▶ WHAT YOU WILL DO
Would you please copy each line below that includes the string "image"?

TASK DATA Block Start

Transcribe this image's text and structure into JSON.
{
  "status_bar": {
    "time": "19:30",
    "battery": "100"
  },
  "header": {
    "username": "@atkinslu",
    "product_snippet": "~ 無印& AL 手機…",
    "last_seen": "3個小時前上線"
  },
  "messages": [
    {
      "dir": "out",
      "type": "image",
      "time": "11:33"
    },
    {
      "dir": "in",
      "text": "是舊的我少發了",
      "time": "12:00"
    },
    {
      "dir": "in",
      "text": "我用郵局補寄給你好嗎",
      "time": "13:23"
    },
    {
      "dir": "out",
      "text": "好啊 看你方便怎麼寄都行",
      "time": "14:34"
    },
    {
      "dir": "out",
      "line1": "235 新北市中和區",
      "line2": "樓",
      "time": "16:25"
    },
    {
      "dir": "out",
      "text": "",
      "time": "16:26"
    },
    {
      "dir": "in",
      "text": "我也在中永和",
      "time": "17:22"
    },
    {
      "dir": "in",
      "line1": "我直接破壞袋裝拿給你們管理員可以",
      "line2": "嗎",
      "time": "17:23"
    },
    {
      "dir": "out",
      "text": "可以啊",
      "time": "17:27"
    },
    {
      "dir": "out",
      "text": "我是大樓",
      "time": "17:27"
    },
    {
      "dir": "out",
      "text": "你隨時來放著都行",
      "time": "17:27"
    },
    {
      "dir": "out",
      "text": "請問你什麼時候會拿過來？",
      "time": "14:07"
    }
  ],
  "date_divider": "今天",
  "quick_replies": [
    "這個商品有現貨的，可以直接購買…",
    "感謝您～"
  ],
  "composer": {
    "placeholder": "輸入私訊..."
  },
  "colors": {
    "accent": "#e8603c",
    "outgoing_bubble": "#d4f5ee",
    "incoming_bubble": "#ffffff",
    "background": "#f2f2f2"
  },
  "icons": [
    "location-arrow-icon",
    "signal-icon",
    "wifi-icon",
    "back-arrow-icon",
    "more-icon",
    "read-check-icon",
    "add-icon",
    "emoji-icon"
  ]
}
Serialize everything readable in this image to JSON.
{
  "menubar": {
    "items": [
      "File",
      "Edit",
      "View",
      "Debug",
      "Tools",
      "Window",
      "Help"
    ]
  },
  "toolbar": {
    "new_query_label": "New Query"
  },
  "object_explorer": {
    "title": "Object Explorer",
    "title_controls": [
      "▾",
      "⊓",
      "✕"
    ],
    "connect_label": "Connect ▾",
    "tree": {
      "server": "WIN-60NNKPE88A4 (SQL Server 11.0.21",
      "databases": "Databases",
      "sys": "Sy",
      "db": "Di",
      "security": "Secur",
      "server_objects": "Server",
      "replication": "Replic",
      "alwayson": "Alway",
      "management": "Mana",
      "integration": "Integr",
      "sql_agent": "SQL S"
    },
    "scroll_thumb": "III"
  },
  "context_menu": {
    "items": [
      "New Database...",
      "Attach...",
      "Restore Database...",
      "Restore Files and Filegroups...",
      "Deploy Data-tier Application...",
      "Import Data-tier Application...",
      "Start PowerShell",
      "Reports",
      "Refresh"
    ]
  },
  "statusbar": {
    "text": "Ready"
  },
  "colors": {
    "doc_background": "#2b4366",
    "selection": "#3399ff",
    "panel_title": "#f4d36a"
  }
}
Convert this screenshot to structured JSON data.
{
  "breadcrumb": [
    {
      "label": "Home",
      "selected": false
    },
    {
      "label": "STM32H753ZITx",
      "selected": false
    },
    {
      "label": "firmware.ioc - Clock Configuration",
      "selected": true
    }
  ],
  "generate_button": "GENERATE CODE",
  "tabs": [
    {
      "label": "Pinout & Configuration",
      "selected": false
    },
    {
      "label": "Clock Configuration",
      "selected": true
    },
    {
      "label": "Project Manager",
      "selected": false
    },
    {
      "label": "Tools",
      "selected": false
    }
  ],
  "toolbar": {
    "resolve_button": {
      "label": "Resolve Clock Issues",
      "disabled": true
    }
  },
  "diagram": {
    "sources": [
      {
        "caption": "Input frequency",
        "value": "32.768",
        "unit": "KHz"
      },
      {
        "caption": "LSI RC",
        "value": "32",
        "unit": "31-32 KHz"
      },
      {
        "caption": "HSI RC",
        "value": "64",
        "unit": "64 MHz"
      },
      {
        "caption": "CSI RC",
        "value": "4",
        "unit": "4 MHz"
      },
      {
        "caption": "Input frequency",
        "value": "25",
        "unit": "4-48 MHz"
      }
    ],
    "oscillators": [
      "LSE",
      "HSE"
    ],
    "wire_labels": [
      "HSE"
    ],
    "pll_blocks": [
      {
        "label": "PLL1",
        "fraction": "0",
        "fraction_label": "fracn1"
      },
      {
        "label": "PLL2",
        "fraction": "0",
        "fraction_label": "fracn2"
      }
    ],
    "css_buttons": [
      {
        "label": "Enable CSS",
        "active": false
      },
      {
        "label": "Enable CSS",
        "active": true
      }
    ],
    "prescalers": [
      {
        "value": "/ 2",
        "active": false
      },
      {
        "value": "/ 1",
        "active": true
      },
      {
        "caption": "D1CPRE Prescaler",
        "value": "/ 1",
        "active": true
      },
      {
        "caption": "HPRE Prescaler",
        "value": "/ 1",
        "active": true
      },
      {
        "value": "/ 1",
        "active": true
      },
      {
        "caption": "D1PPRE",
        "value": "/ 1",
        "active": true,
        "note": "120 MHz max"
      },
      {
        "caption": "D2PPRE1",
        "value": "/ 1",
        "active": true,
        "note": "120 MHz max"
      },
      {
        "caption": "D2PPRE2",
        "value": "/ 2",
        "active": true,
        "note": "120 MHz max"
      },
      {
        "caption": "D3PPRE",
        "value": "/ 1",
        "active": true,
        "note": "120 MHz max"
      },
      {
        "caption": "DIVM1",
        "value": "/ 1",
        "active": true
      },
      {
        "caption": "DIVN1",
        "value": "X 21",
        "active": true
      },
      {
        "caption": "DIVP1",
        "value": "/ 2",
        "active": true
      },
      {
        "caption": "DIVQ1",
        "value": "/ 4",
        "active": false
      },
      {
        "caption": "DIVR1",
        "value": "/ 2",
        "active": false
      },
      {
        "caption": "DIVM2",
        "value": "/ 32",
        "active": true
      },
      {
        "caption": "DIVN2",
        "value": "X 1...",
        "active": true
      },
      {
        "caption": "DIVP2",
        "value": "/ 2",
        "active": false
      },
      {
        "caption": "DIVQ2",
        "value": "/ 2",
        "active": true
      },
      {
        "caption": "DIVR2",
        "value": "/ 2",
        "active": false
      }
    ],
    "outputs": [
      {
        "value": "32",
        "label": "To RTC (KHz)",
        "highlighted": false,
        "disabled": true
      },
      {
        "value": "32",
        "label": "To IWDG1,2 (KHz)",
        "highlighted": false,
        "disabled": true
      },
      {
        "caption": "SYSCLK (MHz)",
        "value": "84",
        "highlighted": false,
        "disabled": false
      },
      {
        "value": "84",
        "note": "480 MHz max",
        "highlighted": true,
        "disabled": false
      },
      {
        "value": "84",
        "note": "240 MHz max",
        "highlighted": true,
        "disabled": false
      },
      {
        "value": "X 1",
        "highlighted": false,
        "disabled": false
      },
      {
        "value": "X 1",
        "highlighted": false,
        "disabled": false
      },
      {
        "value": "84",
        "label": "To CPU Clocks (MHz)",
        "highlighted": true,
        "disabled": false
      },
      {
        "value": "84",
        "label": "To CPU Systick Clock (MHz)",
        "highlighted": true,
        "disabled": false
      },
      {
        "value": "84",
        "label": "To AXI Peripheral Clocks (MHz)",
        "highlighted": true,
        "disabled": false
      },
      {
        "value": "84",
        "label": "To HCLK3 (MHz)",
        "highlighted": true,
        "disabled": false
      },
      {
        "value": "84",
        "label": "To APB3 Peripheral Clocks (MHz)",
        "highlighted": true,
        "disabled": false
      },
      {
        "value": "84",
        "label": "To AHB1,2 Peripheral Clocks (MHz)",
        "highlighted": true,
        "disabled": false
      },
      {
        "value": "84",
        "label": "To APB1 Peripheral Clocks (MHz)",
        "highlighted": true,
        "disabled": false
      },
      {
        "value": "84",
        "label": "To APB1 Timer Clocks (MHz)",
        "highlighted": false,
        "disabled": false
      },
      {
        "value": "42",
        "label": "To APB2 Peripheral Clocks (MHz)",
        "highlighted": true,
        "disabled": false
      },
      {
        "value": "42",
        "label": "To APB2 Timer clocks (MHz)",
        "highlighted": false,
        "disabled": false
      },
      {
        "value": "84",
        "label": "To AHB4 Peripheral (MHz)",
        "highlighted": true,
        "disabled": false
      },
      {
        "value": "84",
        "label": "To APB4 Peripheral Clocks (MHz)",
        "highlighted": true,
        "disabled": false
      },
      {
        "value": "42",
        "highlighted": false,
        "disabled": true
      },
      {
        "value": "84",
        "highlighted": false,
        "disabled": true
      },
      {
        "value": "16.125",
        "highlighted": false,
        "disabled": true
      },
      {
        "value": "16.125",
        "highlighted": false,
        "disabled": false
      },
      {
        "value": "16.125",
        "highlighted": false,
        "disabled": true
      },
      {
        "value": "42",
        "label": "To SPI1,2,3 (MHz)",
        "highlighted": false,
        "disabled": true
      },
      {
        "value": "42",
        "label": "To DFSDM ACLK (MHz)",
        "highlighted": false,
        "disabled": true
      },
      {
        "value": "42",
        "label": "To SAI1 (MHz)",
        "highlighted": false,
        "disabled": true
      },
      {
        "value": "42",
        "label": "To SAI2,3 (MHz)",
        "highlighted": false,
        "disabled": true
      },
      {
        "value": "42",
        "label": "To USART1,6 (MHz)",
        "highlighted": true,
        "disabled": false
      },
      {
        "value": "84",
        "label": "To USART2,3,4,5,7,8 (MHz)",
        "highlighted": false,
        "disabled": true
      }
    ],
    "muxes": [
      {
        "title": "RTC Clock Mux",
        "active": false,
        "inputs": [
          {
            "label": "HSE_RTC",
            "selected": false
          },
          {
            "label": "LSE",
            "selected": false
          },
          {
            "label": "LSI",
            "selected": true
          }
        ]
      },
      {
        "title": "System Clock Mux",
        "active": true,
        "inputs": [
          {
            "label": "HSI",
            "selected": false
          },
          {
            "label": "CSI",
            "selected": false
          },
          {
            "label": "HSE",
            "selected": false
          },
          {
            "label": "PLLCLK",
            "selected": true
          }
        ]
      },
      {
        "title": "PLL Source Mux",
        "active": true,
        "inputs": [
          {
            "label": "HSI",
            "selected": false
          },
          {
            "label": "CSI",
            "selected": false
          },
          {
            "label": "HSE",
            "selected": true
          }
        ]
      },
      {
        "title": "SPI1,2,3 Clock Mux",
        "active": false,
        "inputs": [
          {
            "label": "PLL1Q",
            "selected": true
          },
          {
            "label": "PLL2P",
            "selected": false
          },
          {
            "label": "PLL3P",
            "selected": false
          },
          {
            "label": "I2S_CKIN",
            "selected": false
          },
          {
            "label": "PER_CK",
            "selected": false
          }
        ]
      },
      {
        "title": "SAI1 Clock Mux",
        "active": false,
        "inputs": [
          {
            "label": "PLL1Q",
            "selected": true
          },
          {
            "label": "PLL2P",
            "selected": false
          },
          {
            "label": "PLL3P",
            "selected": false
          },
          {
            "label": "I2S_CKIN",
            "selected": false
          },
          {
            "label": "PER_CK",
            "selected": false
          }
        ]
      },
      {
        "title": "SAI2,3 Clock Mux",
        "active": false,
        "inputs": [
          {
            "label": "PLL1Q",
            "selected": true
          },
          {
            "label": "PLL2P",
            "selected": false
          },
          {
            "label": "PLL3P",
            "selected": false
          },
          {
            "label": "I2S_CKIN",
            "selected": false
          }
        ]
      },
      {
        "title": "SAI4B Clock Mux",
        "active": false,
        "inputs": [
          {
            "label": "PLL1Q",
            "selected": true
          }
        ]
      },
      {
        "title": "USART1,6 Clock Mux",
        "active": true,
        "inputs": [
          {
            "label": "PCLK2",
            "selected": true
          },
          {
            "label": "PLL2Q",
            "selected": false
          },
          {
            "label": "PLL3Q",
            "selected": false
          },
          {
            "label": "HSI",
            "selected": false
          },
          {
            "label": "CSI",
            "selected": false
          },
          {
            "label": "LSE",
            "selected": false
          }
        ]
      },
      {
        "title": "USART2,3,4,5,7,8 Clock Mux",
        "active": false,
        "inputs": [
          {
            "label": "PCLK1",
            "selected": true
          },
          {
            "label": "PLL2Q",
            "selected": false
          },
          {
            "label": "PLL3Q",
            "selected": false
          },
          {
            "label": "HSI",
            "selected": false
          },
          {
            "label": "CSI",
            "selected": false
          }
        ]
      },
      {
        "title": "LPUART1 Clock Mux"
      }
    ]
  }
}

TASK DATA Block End

▶ RESPONSE BELOW
Transcribe this image's text and structure into JSON.
      "type": "image",
Serialize everything readable in this image to JSON.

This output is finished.